■ How to complete this task
Count how many lines of the data below contain the string "Estimate"; the reply should be that number alone.

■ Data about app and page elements

_ _ _ _ _

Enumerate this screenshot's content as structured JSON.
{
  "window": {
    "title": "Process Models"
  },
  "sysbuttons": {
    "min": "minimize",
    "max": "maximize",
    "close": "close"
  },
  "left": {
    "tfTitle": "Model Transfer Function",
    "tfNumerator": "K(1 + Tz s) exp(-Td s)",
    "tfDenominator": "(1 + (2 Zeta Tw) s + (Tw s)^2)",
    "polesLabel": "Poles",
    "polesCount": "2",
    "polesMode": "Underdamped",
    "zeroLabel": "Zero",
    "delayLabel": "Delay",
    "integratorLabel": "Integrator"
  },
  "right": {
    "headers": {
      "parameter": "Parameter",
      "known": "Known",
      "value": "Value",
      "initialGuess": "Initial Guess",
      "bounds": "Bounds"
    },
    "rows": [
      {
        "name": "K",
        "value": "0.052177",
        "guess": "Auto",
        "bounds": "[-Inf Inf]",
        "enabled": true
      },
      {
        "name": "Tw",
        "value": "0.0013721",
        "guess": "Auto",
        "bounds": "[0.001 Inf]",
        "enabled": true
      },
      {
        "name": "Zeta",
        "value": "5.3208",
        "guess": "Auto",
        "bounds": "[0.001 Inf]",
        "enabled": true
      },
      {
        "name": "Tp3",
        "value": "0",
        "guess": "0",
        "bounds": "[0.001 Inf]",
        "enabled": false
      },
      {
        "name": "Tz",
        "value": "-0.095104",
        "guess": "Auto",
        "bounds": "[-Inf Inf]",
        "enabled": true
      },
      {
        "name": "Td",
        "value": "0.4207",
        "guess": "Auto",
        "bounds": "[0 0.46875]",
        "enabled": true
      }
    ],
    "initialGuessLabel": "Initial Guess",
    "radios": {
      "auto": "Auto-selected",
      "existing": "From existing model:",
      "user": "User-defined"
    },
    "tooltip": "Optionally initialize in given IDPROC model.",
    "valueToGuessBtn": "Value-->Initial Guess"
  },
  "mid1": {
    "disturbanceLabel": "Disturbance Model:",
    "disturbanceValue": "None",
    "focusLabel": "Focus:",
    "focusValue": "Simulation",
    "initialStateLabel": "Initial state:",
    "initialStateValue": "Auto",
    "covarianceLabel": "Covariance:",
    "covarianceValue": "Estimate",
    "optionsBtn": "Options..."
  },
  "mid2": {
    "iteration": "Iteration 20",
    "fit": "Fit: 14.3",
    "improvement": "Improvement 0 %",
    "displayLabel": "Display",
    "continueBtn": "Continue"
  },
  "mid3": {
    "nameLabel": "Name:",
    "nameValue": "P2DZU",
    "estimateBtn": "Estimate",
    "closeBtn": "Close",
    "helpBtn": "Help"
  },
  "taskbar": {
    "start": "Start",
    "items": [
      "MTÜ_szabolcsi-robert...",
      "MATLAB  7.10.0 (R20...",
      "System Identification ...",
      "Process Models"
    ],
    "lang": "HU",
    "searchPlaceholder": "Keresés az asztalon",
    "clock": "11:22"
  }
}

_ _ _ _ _

■ Solution for this problem
2